Compounds trigger insulin-producing cells?
(Top Posts - Science - 022509)

- - -
Published: Wednesday, February 25, 2009

Compounds that trigger beta cell replication
identified by JDRF funded researchers
- - -


Researchers at the Genomics Institute of the
Novartis Research Foundation (GNF) have
identified a set of compounds that can trigger
the proliferation of insulin-producing cells in
the pancreas, using sophisticated high-through-
put screening techniques.

The study, based on screening large numbers
of chemical compounds to see if they had any
effects on the growth of insulin-producing beta
cells, is the first study of its kind, and represents
an important initial step in the possible discovery
of regenerative medicines for type 1 diabetes.

The study, funded by the Juvenile Diabetes
Research Foundation, was published in the
Proceedings of the National Academy of Sci-

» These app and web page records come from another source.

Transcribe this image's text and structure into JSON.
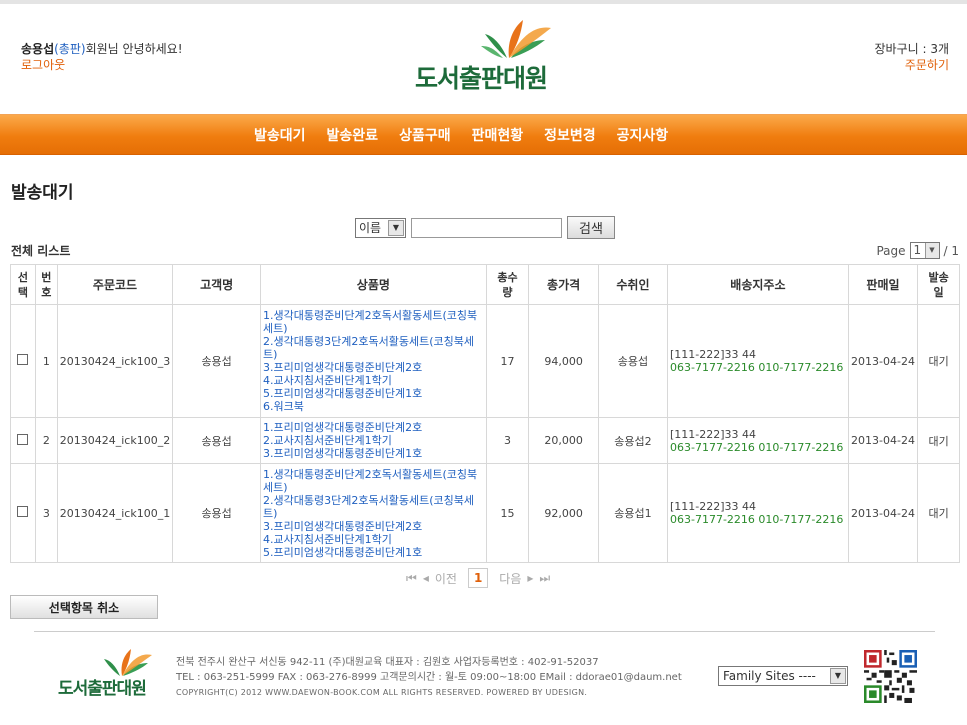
{
  "header": {
    "user_name": "송용섭",
    "user_grade": "(총판)",
    "greeting": "회원님 안녕하세요!",
    "logout": "로그아웃",
    "cart": "장바구니 : 3개",
    "order": "주문하기",
    "logo_text": "도서출판대원"
  },
  "nav": [
    "발송대기",
    "발송완료",
    "상품구매",
    "판매현황",
    "정보변경",
    "공지사항"
  ],
  "page_title": "발송대기",
  "search": {
    "field_option": "이름",
    "query": "",
    "button": "검색"
  },
  "list_label": "전체 리스트",
  "pager_top": {
    "page_label": "Page",
    "current": "1",
    "total": "/ 1"
  },
  "table": {
    "headers": [
      "선택",
      "번호",
      "주문코드",
      "고객명",
      "상품명",
      "총수량",
      "총가격",
      "수취인",
      "배송지주소",
      "판매일",
      "발송일"
    ],
    "rows": [
      {
        "no": "1",
        "code": "20130424_ick100_3",
        "customer": "송용섭",
        "products": [
          "1.생각대통령준비단계2호독서활동세트(코칭북세트)",
          "2.생각대통령3단계2호독서활동세트(코칭북세트)",
          "3.프리미엄생각대통령준비단계2호",
          "4.교사지침서준비단계1학기",
          "5.프리미엄생각대통령준비단계1호",
          "6.워크북"
        ],
        "qty": "17",
        "price": "94,000",
        "receiver": "송용섭",
        "addr": "[111-222]33 44",
        "phone": "063-7177-2216 010-7177-2216",
        "sale_date": "2013-04-24",
        "ship": "대기"
      },
      {
        "no": "2",
        "code": "20130424_ick100_2",
        "customer": "송용섭",
        "products": [
          "1.프리미엄생각대통령준비단계2호",
          "2.교사지침서준비단계1학기",
          "3.프리미엄생각대통령준비단계1호"
        ],
        "qty": "3",
        "price": "20,000",
        "receiver": "송용섭2",
        "addr": "[111-222]33 44",
        "phone": "063-7177-2216 010-7177-2216",
        "sale_date": "2013-04-24",
        "ship": "대기"
      },
      {
        "no": "3",
        "code": "20130424_ick100_1",
        "customer": "송용섭",
        "products": [
          "1.생각대통령준비단계2호독서활동세트(코칭북세트)",
          "2.생각대통령3단계2호독서활동세트(코칭북세트)",
          "3.프리미엄생각대통령준비단계2호",
          "4.교사지침서준비단계1학기",
          "5.프리미엄생각대통령준비단계1호"
        ],
        "qty": "15",
        "price": "92,000",
        "receiver": "송용섭1",
        "addr": "[111-222]33 44",
        "phone": "063-7177-2216 010-7177-2216",
        "sale_date": "2013-04-24",
        "ship": "대기"
      }
    ]
  },
  "pager_bottom": {
    "prev": "이전",
    "current": "1",
    "next": "다음"
  },
  "cancel_button": "선택항목 취소",
  "footer": {
    "logo_text": "도서출판대원",
    "line1": "전북 전주시 완산구 서신동 942-11 (주)대원교육   대표자 : 김원호   사업자등록번호 : 402-91-52037",
    "line2": "TEL : 063-251-5999   FAX : 063-276-8999   고객문의시간 : 월-토 09:00~18:00   EMail : ddorae01@daum.net",
    "copyright": "COPYRIGHT(C) 2012  WWW.DAEWON-BOOK.COM ALL RIGHTS RESERVED. POWERED BY UDESIGN.",
    "family_sites": "Family Sites ----"
  },
  "colors": {
    "accent": "#f07d0f",
    "link": "#2060c0",
    "price": "#e0600a",
    "phone": "#2a8a2a",
    "logo": "#1d6b3a"
  }
}
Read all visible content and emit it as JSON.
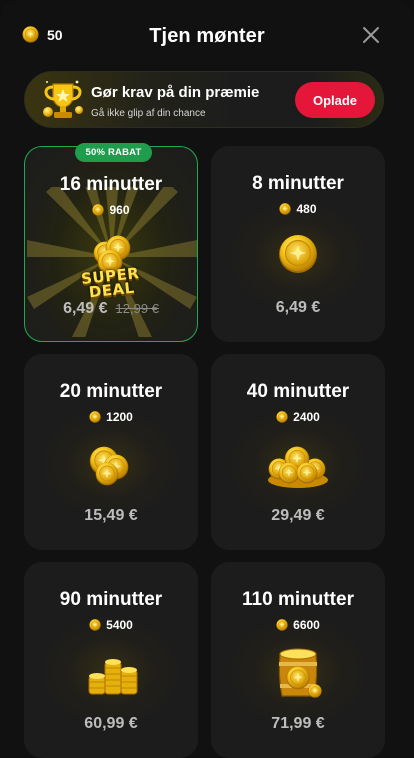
{
  "header": {
    "balance": "50",
    "title": "Tjen mønter"
  },
  "banner": {
    "title": "Gør krav på din præmie",
    "subtitle": "Gå ikke glip af din chance",
    "button_label": "Oplade"
  },
  "offers": [
    {
      "title": "16 minutter",
      "coins": "960",
      "price": "6,49 €",
      "old_price": "12,99 €",
      "badge": "50% RABAT",
      "art_text": [
        "SUPER",
        "DEAL"
      ]
    },
    {
      "title": "8 minutter",
      "coins": "480",
      "price": "6,49 €"
    },
    {
      "title": "20 minutter",
      "coins": "1200",
      "price": "15,49 €"
    },
    {
      "title": "40 minutter",
      "coins": "2400",
      "price": "29,49 €"
    },
    {
      "title": "90 minutter",
      "coins": "5400",
      "price": "60,99 €"
    },
    {
      "title": "110 minutter",
      "coins": "6600",
      "price": "71,99 €"
    }
  ],
  "colors": {
    "accent_red": "#e4163a",
    "discount_green": "#1f9d4d",
    "coin_gold": "#f5c518",
    "card_bg": "#1c1c1c"
  },
  "icons": {
    "balance": "coin-icon",
    "close": "close-icon",
    "banner": "trophy-icon"
  }
}
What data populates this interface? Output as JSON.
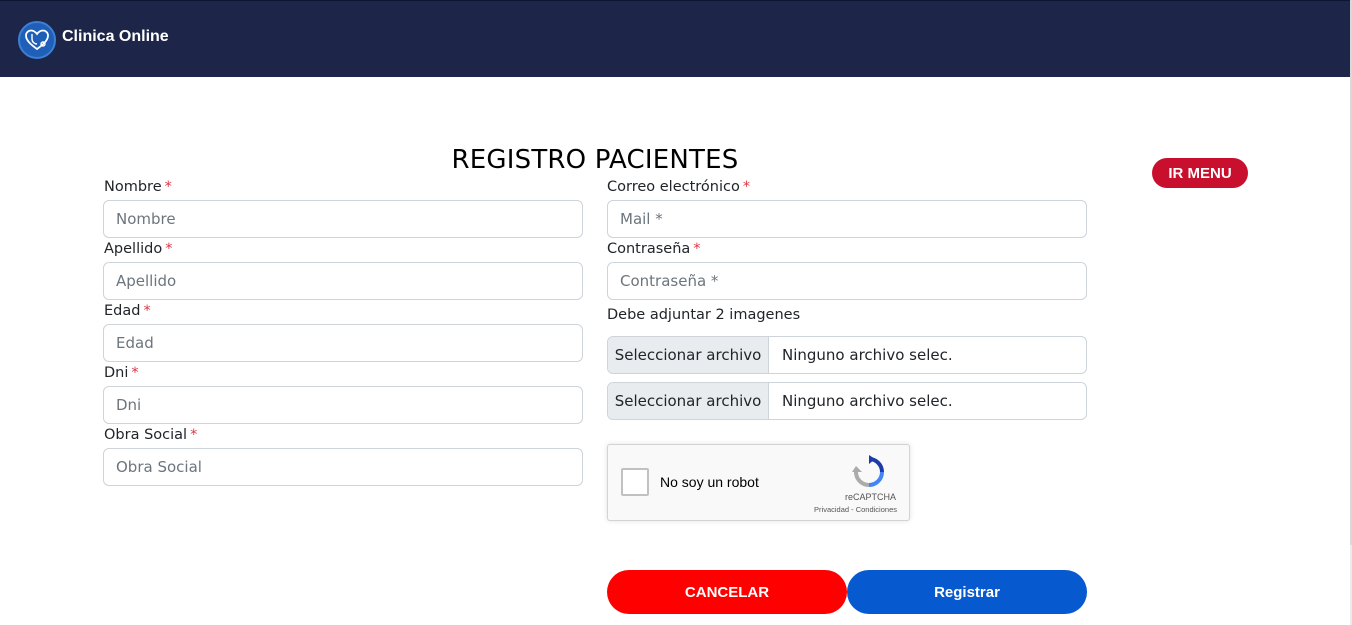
{
  "header": {
    "brand_name": "Clinica Online",
    "logo_icon": "heart-stethoscope-icon",
    "background": "#1d2649"
  },
  "page": {
    "title": "REGISTRO PACIENTES",
    "menu_button": "IR MENU"
  },
  "form": {
    "required_mark": "*",
    "left": {
      "nombre": {
        "label": "Nombre",
        "placeholder": "Nombre",
        "value": ""
      },
      "apellido": {
        "label": "Apellido",
        "placeholder": "Apellido",
        "value": ""
      },
      "edad": {
        "label": "Edad",
        "placeholder": "Edad",
        "value": ""
      },
      "dni": {
        "label": "Dni",
        "placeholder": "Dni",
        "value": ""
      },
      "obra_social": {
        "label": "Obra Social",
        "placeholder": "Obra Social",
        "value": ""
      }
    },
    "right": {
      "correo": {
        "label": "Correo electrónico",
        "placeholder": "Mail *",
        "value": ""
      },
      "contrasena": {
        "label": "Contraseña",
        "placeholder": "Contraseña *",
        "value": ""
      },
      "images_note": "Debe adjuntar 2 imagenes",
      "files": [
        {
          "button": "Seleccionar archivo",
          "status": "Ninguno archivo selec."
        },
        {
          "button": "Seleccionar archivo",
          "status": "Ninguno archivo selec."
        }
      ]
    },
    "captcha": {
      "label": "No soy un robot",
      "brand": "reCAPTCHA",
      "links": "Privacidad - Condiciones",
      "icon": "recaptcha-logo-icon"
    },
    "buttons": {
      "cancel": "CANCELAR",
      "register": "Registrar"
    }
  },
  "colors": {
    "accent_menu": "#c8102e",
    "cancel": "#ff0000",
    "register": "#0659cf",
    "required": "#dc3545"
  }
}
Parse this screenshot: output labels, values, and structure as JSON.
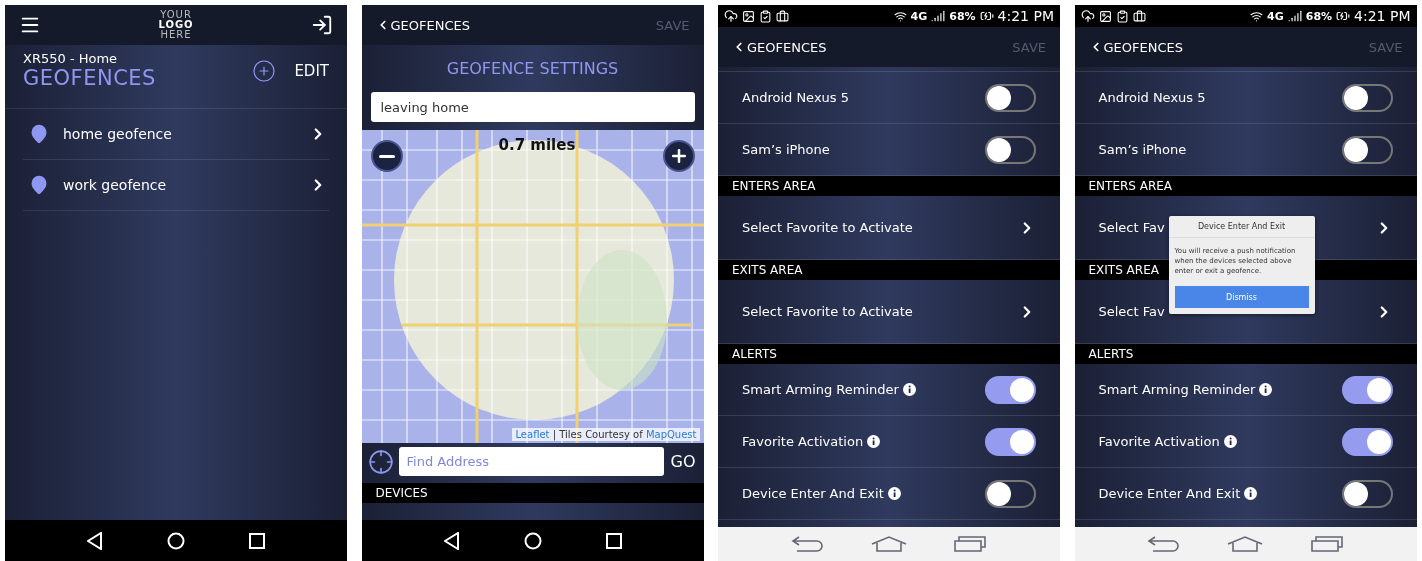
{
  "screens": [
    {
      "kind": "geofence_list",
      "logo": [
        "YOUR",
        "LOGO",
        "HERE"
      ],
      "subtitle": "XR550 - Home",
      "title": "GEOFENCES",
      "edit": "EDIT",
      "items": [
        {
          "label": "home geofence"
        },
        {
          "label": "work geofence"
        }
      ],
      "nav": {
        "kind": "dark"
      }
    },
    {
      "kind": "geofence_map",
      "back": "GEOFENCES",
      "save": "SAVE",
      "save_disabled": true,
      "title": "GEOFENCE SETTINGS",
      "name_value": "leaving home",
      "distance": "0.7 miles",
      "attribution": {
        "link": "Leaflet",
        "text": " | Tiles Courtesy of ",
        "provider": "MapQuest"
      },
      "search": {
        "placeholder": "Find Address",
        "button": "GO"
      },
      "section": "DEVICES",
      "nav": {
        "kind": "dark"
      }
    },
    {
      "kind": "geofence_settings",
      "status_bar": {
        "network": "4G",
        "battery": "68%",
        "time": "4:21 PM"
      },
      "back": "GEOFENCES",
      "save": "SAVE",
      "save_disabled": true,
      "rows": [
        {
          "kind": "toggle",
          "label": "Android Nexus 5",
          "info": false,
          "on": false
        },
        {
          "kind": "toggle",
          "label": "Sam’s iPhone",
          "info": false,
          "on": false
        },
        {
          "kind": "section",
          "label": "ENTERS AREA"
        },
        {
          "kind": "link",
          "label": "Select Favorite to Activate"
        },
        {
          "kind": "section",
          "label": "EXITS AREA"
        },
        {
          "kind": "link",
          "label": "Select Favorite to Activate"
        },
        {
          "kind": "section",
          "label": "ALERTS"
        },
        {
          "kind": "toggle",
          "label": "Smart Arming Reminder",
          "info": true,
          "on": true
        },
        {
          "kind": "toggle",
          "label": "Favorite Activation",
          "info": true,
          "on": true
        },
        {
          "kind": "toggle",
          "label": "Device Enter And Exit",
          "info": true,
          "on": false
        }
      ],
      "nav": {
        "kind": "light"
      }
    },
    {
      "kind": "geofence_settings",
      "status_bar": {
        "network": "4G",
        "battery": "68%",
        "time": "4:21 PM"
      },
      "back": "GEOFENCES",
      "save": "SAVE",
      "save_disabled": true,
      "rows": [
        {
          "kind": "toggle",
          "label": "Android Nexus 5",
          "info": false,
          "on": false
        },
        {
          "kind": "toggle",
          "label": "Sam’s iPhone",
          "info": false,
          "on": false
        },
        {
          "kind": "section",
          "label": "ENTERS AREA"
        },
        {
          "kind": "link",
          "label": "Select Fav"
        },
        {
          "kind": "section",
          "label": "EXITS AREA"
        },
        {
          "kind": "link",
          "label": "Select Fav"
        },
        {
          "kind": "section",
          "label": "ALERTS"
        },
        {
          "kind": "toggle",
          "label": "Smart Arming Reminder",
          "info": true,
          "on": true
        },
        {
          "kind": "toggle",
          "label": "Favorite Activation",
          "info": true,
          "on": true
        },
        {
          "kind": "toggle",
          "label": "Device Enter And Exit",
          "info": true,
          "on": false
        }
      ],
      "nav": {
        "kind": "light"
      },
      "dialog": {
        "title": "Device Enter And Exit",
        "body": "You will receive a push notification when the devices selected above enter or exit a geofence.",
        "button": "Dismiss"
      }
    }
  ]
}
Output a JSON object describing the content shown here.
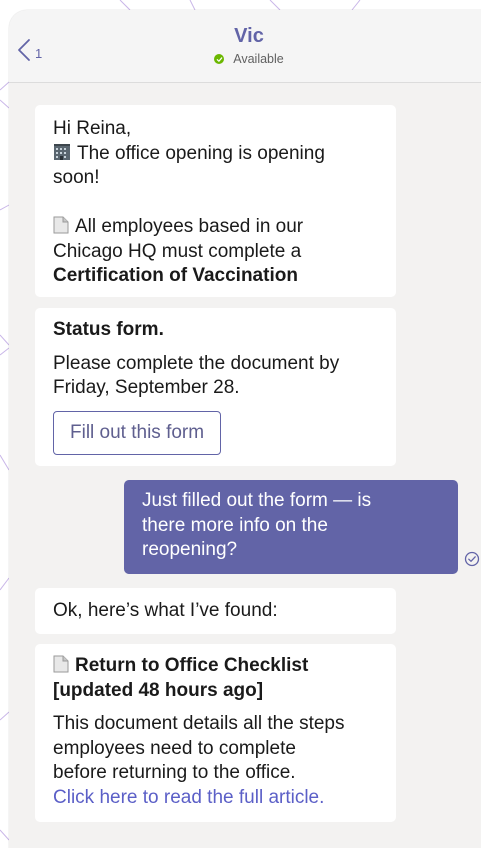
{
  "header": {
    "back_count": "1",
    "contact_name": "Vic",
    "presence": "Available"
  },
  "messages": {
    "m1": {
      "greeting": "Hi Reina,",
      "line1a": "The office opening is opening",
      "line1b": "soon!",
      "line2a": "All employees based in our",
      "line2b": "Chicago HQ must complete a",
      "line2c": "Certification of Vaccination"
    },
    "m2": {
      "title": "Status form.",
      "line1": "Please complete the document by",
      "line2": "Friday, September 28.",
      "button_label": "Fill out this form"
    },
    "m3": {
      "line1": "Just filled out the form — is",
      "line2": "there more info on the",
      "line3": "reopening?"
    },
    "m4": {
      "text": "Ok, here’s what I’ve found:"
    },
    "m5": {
      "title1": "Return to Office Checklist",
      "title2": "[updated 48 hours ago]",
      "line1": "This document details all the steps",
      "line2": "employees need to complete",
      "line3": "before returning to the office.",
      "link": "Click here to read the full article."
    }
  },
  "icons": {
    "back": "chevron-left-icon",
    "presence": "checkmark-icon",
    "building": "office-building-icon",
    "document": "document-icon",
    "read_receipt": "read-receipt-icon"
  },
  "colors": {
    "brand": "#6264a7",
    "presence_green": "#6bb700",
    "link": "#5b5fc7",
    "chat_background": "#f3f2f1"
  }
}
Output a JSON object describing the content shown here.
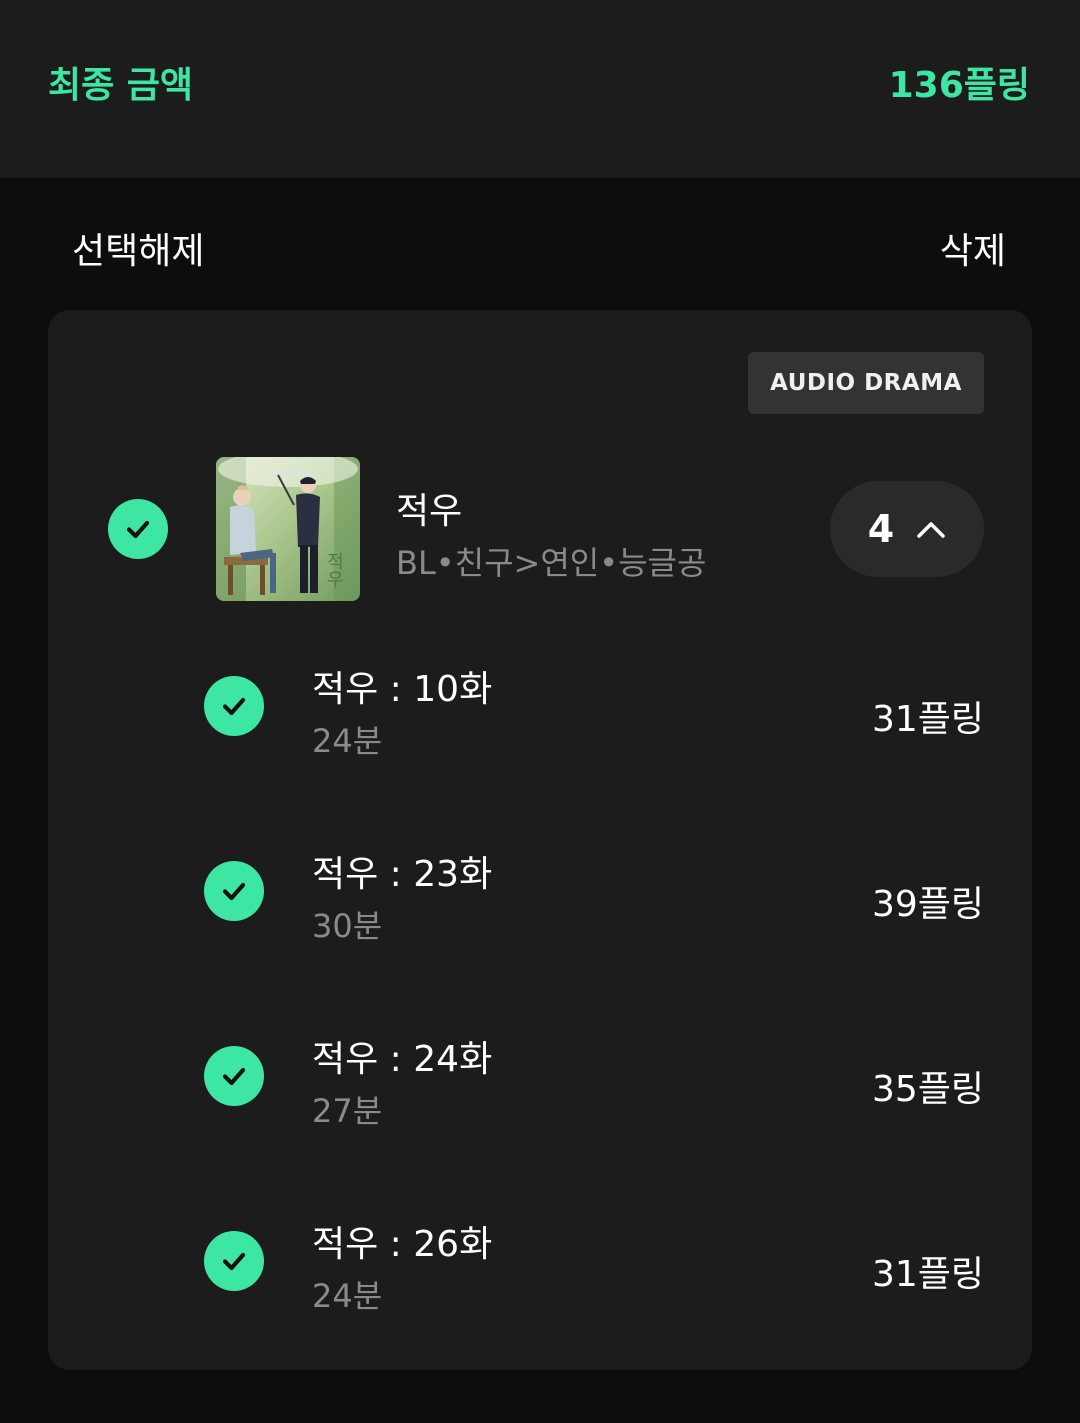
{
  "summary": {
    "total_label": "최종 금액",
    "total_value": "136플링",
    "accent_color": "#3ee6a3"
  },
  "actions": {
    "deselect_label": "선택해제",
    "delete_label": "삭제"
  },
  "album": {
    "badge": "AUDIO DRAMA",
    "title": "적우",
    "tags": "BL•친구>연인•능글공",
    "selected_count": "4",
    "cover_text": "적우"
  },
  "episodes": [
    {
      "title": "적우 : 10화",
      "duration": "24분",
      "price": "31플링"
    },
    {
      "title": "적우 : 23화",
      "duration": "30분",
      "price": "39플링"
    },
    {
      "title": "적우 : 24화",
      "duration": "27분",
      "price": "35플링"
    },
    {
      "title": "적우 : 26화",
      "duration": "24분",
      "price": "31플링"
    }
  ]
}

The research team, led by Dr. Peter Schultz,
Institute Director at GNF, screened a large
chemical "library" or collection of over 850,000
compounds for their effect on a mouse beta cell

Out of this large collection, approximately 80
compounds showed promise for further investi-
gation, and two, in particular, were studied in
greater detail.

According to the researchers, one of the two
appears to promote beta cell replication via a
biological pathway known to be critical for
beta cell development in the embryo. A sec-
ond appears to induce beta cell proliferation
via an ion channel, which regulate the flow of
ions across cell membranes.

"A number of exciting approaches are being
pursued toward the regeneration of beta cell
mass for the treatment on type 1 diabetes," said
Dr. Peter Schultz.

"Our findings show that it is feasible to identify
drug-like molecules that induce functional beta
cell replication using high throughput screening
approaches. We are extending these screens to
look for proteins that also might stimulate beta
cell replication. The challenge now is to demon-
strate the functional efficacy of these compounds
in animal models of type 1 diabetes, as well as
to show effects on human beta cell replication
and function."

JDRF's Regeneration research focuses on trig-
gering the body to regrow the insulin-producing
beta cells that have been killed off by type 1

This is one of the newest and fastest-growing
areas of research JDRF funds.

Two lines of approach being considered to
regenerate beta cells are spurring the body to
copy existing functioning beta cells and coaxing
the pancreas to create new ones.

"Targeting beta cell regeneration is still a rela-
tively new approach for the treatment of type 1
diabetes. This study is important in two ways: it
is a step toward identifying small molecules that
may induce the expansion of beta cells, and it
may help reveal the biological mechanisms regu-
lating beta cell expansion," said Patricia Kilian,
Director of Regeneration Research at JDRF."



Juvenile Diabetes 
Research Foundation International

- - - end excerpts - - -